The ruins are spectacular and are overlooked by a 16th century Arab castle from which you should go to view the ruins at dawn or dusk.
Although the only similarity with Ephesus is the fact that they are both well-known Roman sites and on many people’s ‘must see’ lists. Palmyra was one of the cities of the Roman Decapolis, a line of ten cities which marked the border of the eastern empire. It is in the desert, and only after driving along a two-lane asphalt highway for about an hour do the ruins suddenly come into view.
As well as being a Roman garrison city, Palmyra was also a trading hub and the brackets you see half way up the columns originally held statues of local notables. In total there must have been thousands of statues.
When Lady Hester Stanhope, a Victorian woman who travelled widely in the Middle East visited Palmyra in the middle of the 19th century, young dancing girls were placed on all the brackets and she entered the city by riding her camel between two rows of ‘living statues’.

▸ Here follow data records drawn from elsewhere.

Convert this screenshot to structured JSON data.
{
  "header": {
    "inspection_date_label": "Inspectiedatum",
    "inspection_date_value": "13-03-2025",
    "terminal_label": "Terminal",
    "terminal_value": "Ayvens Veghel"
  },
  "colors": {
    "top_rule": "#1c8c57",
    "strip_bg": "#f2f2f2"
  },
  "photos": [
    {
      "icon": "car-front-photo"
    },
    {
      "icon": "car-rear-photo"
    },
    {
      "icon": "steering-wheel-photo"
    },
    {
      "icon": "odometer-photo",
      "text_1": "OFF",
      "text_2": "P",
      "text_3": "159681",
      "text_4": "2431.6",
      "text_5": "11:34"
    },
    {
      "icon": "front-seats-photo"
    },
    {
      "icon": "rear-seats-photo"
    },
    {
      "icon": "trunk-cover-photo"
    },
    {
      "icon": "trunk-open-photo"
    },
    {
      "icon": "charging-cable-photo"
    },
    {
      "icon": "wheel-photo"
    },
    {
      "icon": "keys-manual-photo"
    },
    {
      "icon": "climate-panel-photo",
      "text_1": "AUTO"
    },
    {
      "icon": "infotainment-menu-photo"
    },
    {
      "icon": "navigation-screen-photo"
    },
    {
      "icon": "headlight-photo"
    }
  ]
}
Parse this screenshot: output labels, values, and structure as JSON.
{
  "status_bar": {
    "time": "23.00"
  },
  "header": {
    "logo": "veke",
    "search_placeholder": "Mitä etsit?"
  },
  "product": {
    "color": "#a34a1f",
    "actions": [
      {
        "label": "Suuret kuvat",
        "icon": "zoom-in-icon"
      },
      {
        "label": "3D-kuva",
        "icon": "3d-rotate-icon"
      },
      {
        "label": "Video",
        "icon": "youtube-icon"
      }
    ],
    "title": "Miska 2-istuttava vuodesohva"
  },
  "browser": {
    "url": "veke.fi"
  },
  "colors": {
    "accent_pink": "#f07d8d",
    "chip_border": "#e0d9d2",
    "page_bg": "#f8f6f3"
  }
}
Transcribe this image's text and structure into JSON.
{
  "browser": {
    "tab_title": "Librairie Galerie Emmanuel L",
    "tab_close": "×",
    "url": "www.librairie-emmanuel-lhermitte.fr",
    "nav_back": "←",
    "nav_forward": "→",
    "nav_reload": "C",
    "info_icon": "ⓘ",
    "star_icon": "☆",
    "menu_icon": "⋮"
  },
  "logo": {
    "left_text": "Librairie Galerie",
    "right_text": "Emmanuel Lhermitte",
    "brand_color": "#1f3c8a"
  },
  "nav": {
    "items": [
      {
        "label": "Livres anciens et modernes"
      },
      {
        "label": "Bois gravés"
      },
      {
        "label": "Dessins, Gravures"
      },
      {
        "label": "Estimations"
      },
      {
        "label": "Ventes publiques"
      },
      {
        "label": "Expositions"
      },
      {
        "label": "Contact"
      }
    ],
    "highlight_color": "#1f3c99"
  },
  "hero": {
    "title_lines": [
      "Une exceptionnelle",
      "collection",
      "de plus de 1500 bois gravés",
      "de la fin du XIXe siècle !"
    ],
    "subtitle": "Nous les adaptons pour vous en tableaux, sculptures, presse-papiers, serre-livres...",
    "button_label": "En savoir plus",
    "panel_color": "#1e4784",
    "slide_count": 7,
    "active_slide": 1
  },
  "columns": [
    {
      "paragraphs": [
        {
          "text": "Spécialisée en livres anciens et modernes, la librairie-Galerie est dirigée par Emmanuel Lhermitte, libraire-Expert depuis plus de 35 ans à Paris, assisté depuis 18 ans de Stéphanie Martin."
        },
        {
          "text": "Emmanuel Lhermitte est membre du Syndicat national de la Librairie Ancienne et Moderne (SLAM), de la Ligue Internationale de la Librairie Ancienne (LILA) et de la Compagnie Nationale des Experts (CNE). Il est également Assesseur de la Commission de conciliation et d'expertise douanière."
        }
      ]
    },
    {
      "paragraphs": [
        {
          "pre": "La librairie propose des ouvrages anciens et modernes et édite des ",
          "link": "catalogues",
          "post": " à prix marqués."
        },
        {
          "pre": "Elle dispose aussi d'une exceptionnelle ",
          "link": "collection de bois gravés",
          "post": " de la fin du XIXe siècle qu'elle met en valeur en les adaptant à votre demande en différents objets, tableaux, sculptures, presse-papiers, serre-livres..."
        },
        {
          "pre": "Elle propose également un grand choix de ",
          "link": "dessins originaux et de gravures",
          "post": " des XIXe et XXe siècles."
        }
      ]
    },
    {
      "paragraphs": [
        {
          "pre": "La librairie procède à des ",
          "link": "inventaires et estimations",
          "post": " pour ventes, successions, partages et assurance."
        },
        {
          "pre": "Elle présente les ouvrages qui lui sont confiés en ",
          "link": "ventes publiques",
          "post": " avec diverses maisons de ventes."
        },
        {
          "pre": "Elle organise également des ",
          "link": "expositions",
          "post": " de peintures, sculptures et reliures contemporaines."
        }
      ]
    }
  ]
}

The ruins are spectacular and are overlooked by a 16th century Arab castle (see picture above) from which you should go to view the ruins at dawn or dusk. As it has been blowing a gale for the whole of our visit with occasional rain showers, we shall have to imagine the famous view from the castle – or make sure we next visit at a time of year when the weather is more benign.

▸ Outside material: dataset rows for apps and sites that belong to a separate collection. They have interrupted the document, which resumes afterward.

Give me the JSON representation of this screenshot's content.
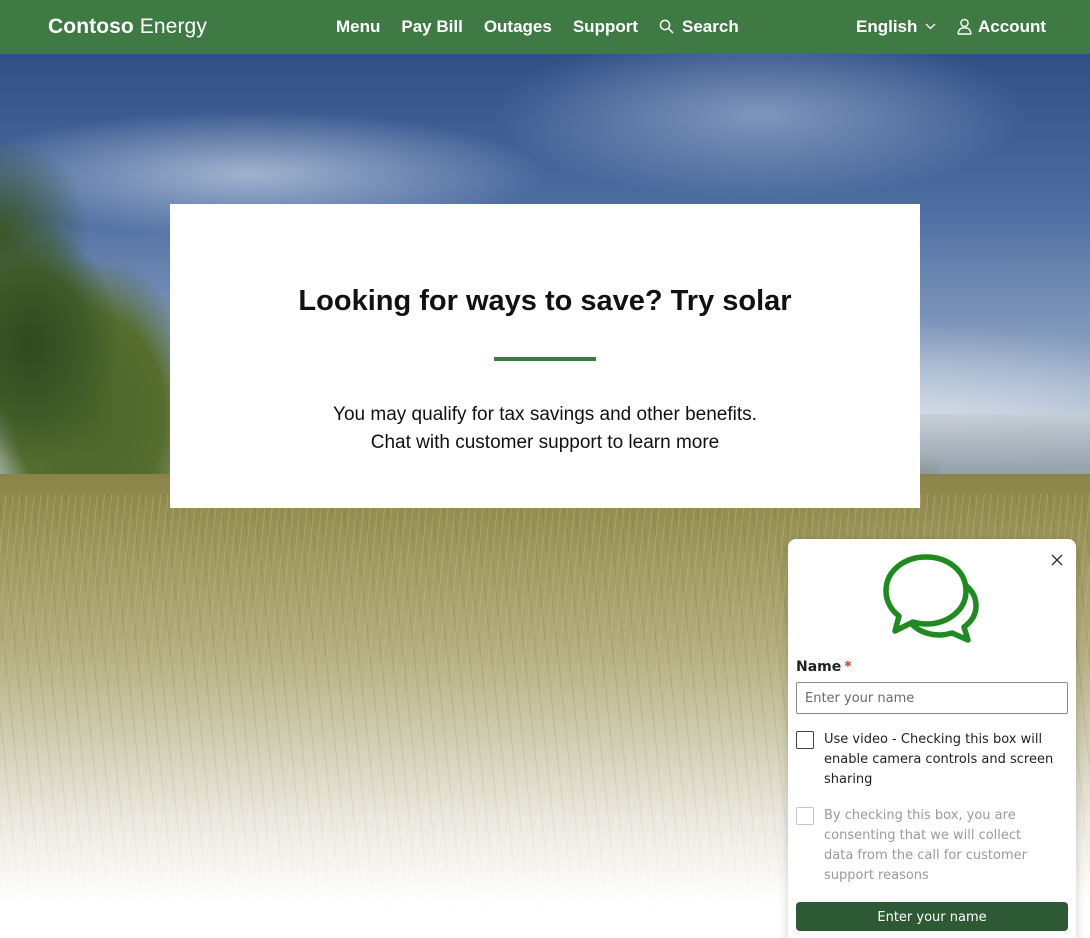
{
  "header": {
    "brand_bold": "Contoso",
    "brand_light": "Energy",
    "nav": {
      "menu": "Menu",
      "pay_bill": "Pay Bill",
      "outages": "Outages",
      "support": "Support",
      "search": "Search"
    },
    "language": "English",
    "account": "Account",
    "bg_color": "#3f7a45"
  },
  "promo": {
    "title": "Looking for ways to save? Try solar",
    "line1": "You may qualify for tax savings and other benefits.",
    "line2": "Chat with customer support to learn more",
    "accent_color": "#3f7a45"
  },
  "chat": {
    "icon": "chat-bubbles-icon",
    "name_label": "Name",
    "required_marker": "*",
    "name_placeholder": "Enter your name",
    "video_label": "Use video - Checking this box will enable camera controls and screen sharing",
    "video_checked": false,
    "consent_label": "By checking this box, you are consenting that we will collect data from the call for customer support reasons",
    "consent_checked": false,
    "consent_disabled": true,
    "submit_label": "Enter your name",
    "submit_color": "#2d5a34",
    "icon_color": "#1f8a1f"
  }
}
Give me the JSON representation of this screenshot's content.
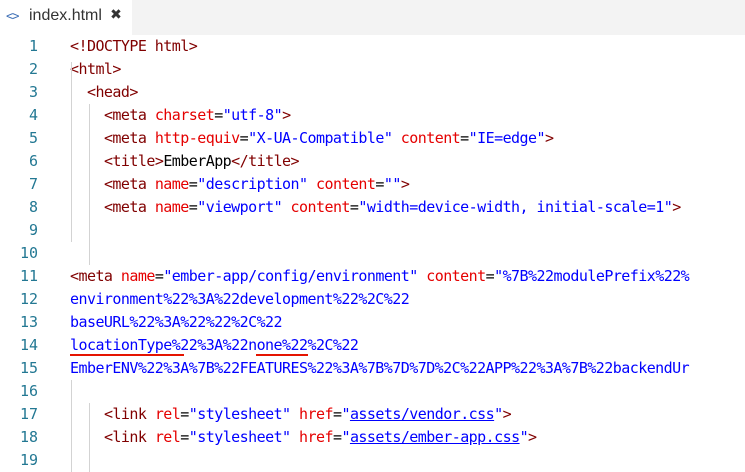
{
  "tab": {
    "icon": "<>",
    "icon_name": "code-file-icon",
    "label": "index.html",
    "close_label": "✖"
  },
  "colors": {
    "tag": "#800000",
    "attribute": "#e50000",
    "string": "#0000ff",
    "line_number": "#237893",
    "error_underline": "#e51400"
  },
  "lines": [
    {
      "num": "1",
      "tokens": [
        {
          "t": "tag",
          "v": "<!DOCTYPE html>"
        }
      ]
    },
    {
      "num": "2",
      "tokens": [
        {
          "t": "tag",
          "v": "<html>"
        }
      ]
    },
    {
      "num": "3",
      "tokens": [
        {
          "t": "text",
          "v": "  "
        },
        {
          "t": "tag",
          "v": "<head>"
        }
      ]
    },
    {
      "num": "4",
      "tokens": [
        {
          "t": "text",
          "v": "    "
        },
        {
          "t": "tag",
          "v": "<meta "
        },
        {
          "t": "attr",
          "v": "charset"
        },
        {
          "t": "text",
          "v": "="
        },
        {
          "t": "str",
          "v": "\"utf-8\""
        },
        {
          "t": "tag",
          "v": ">"
        }
      ]
    },
    {
      "num": "5",
      "tokens": [
        {
          "t": "text",
          "v": "    "
        },
        {
          "t": "tag",
          "v": "<meta "
        },
        {
          "t": "attr",
          "v": "http-equiv"
        },
        {
          "t": "text",
          "v": "="
        },
        {
          "t": "str",
          "v": "\"X-UA-Compatible\""
        },
        {
          "t": "text",
          "v": " "
        },
        {
          "t": "attr",
          "v": "content"
        },
        {
          "t": "text",
          "v": "="
        },
        {
          "t": "str",
          "v": "\"IE=edge\""
        },
        {
          "t": "tag",
          "v": ">"
        }
      ]
    },
    {
      "num": "6",
      "tokens": [
        {
          "t": "text",
          "v": "    "
        },
        {
          "t": "tag",
          "v": "<title>"
        },
        {
          "t": "text",
          "v": "EmberApp"
        },
        {
          "t": "tag",
          "v": "</title>"
        }
      ]
    },
    {
      "num": "7",
      "tokens": [
        {
          "t": "text",
          "v": "    "
        },
        {
          "t": "tag",
          "v": "<meta "
        },
        {
          "t": "attr",
          "v": "name"
        },
        {
          "t": "text",
          "v": "="
        },
        {
          "t": "str",
          "v": "\"description\""
        },
        {
          "t": "text",
          "v": " "
        },
        {
          "t": "attr",
          "v": "content"
        },
        {
          "t": "text",
          "v": "="
        },
        {
          "t": "str",
          "v": "\"\""
        },
        {
          "t": "tag",
          "v": ">"
        }
      ]
    },
    {
      "num": "8",
      "tokens": [
        {
          "t": "text",
          "v": "    "
        },
        {
          "t": "tag",
          "v": "<meta "
        },
        {
          "t": "attr",
          "v": "name"
        },
        {
          "t": "text",
          "v": "="
        },
        {
          "t": "str",
          "v": "\"viewport\""
        },
        {
          "t": "text",
          "v": " "
        },
        {
          "t": "attr",
          "v": "content"
        },
        {
          "t": "text",
          "v": "="
        },
        {
          "t": "str",
          "v": "\"width=device-width, initial-scale=1\""
        },
        {
          "t": "tag",
          "v": ">"
        }
      ]
    },
    {
      "num": "9",
      "tokens": []
    },
    {
      "num": "10",
      "tokens": []
    },
    {
      "num": "11",
      "tokens": [
        {
          "t": "tag",
          "v": "<meta "
        },
        {
          "t": "attr",
          "v": "name"
        },
        {
          "t": "text",
          "v": "="
        },
        {
          "t": "str",
          "v": "\"ember-app/config/environment\""
        },
        {
          "t": "text",
          "v": " "
        },
        {
          "t": "attr",
          "v": "content"
        },
        {
          "t": "text",
          "v": "="
        },
        {
          "t": "str",
          "v": "\"%7B%22modulePrefix%22%"
        }
      ]
    },
    {
      "num": "12",
      "tokens": [
        {
          "t": "str",
          "v": "environment%22%3A%22development%22%2C%22"
        }
      ]
    },
    {
      "num": "13",
      "tokens": [
        {
          "t": "str",
          "v": "baseURL%22%3A%22%22%2C%22"
        }
      ]
    },
    {
      "num": "14",
      "tokens": [
        {
          "t": "str",
          "v": "locationType%22%3A%22none%22%2C%22"
        }
      ]
    },
    {
      "num": "15",
      "tokens": [
        {
          "t": "str",
          "v": "EmberENV%22%3A%7B%22FEATURES%22%3A%7B%7D%7D%2C%22APP%22%3A%7B%22backendUr"
        }
      ]
    },
    {
      "num": "16",
      "tokens": []
    },
    {
      "num": "17",
      "tokens": [
        {
          "t": "text",
          "v": "    "
        },
        {
          "t": "tag",
          "v": "<link "
        },
        {
          "t": "attr",
          "v": "rel"
        },
        {
          "t": "text",
          "v": "="
        },
        {
          "t": "str",
          "v": "\"stylesheet\""
        },
        {
          "t": "text",
          "v": " "
        },
        {
          "t": "attr",
          "v": "href"
        },
        {
          "t": "text",
          "v": "="
        },
        {
          "t": "str",
          "v": "\""
        },
        {
          "t": "link",
          "v": "assets/vendor.css"
        },
        {
          "t": "str",
          "v": "\""
        },
        {
          "t": "tag",
          "v": ">"
        }
      ]
    },
    {
      "num": "18",
      "tokens": [
        {
          "t": "text",
          "v": "    "
        },
        {
          "t": "tag",
          "v": "<link "
        },
        {
          "t": "attr",
          "v": "rel"
        },
        {
          "t": "text",
          "v": "="
        },
        {
          "t": "str",
          "v": "\"stylesheet\""
        },
        {
          "t": "text",
          "v": " "
        },
        {
          "t": "attr",
          "v": "href"
        },
        {
          "t": "text",
          "v": "="
        },
        {
          "t": "str",
          "v": "\""
        },
        {
          "t": "link",
          "v": "assets/ember-app.css"
        },
        {
          "t": "str",
          "v": "\""
        },
        {
          "t": "tag",
          "v": ">"
        }
      ]
    },
    {
      "num": "19",
      "tokens": []
    }
  ]
}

The most famous ruler of Palmyra was Zenobia, who took over after her husband and elder son were murdered in Cappadocia where they were leading a campaign on behalf of the Romans, whilst her other son was still too young to rule. She eventually took control of the whole of Syria, south as far as Egypt and west well into Turkey.
It seems she dreamt of splitting the Roman Empire – she would rule in the east leaving the western part of the Empire to Rome itself. In 272 the Emperor Aurelian decided enough was enough and led his army across Anatolia, recapturing key cities en route, and finally attacked and took Palmyra. Zenobia fled across the desert on a camel but was caught whilst trying to cross the Euphrates, and paraded in Rome as part of Aurelian’s triumph, draped in golden chains. She was then kept in captivity near Hadrian’s villa in Tivoli.
Palmyra continued after the fall of the Roman Empire as an Arab stronghold. The Arabs fortified the Temple of Bel, the most impressive structure remaining on the site, and later built the castle which still overlooks the site today. But by the time the Ottomans reached this area the ruins had been allowed to almost disappear under the desert sands.
Today Palmyra is almost totally dependent on tourism, and in early February tourists are thin on the ground. The minute you arrive the hassling starts with Arabs wanting you take their taxi, stay at their hotel (or the hotel that will give them a commission for delivering you), eat at a certain restaurant or buy their trinkets. It is tiresome, and in sharp contrast to all the other places we have visited in Syria.
Everything costs more here because it has to be trucked in across the desert.
In fact our verdict on Palmyra has to be ‘amazing ruins, shame about the people.’
The only answer would seem to be to visit as part of an organised tour group, or come in spring or autumn which are peak visiting seasons, when with luck there will be sufficient tourists around to keep all the touts busy and happy.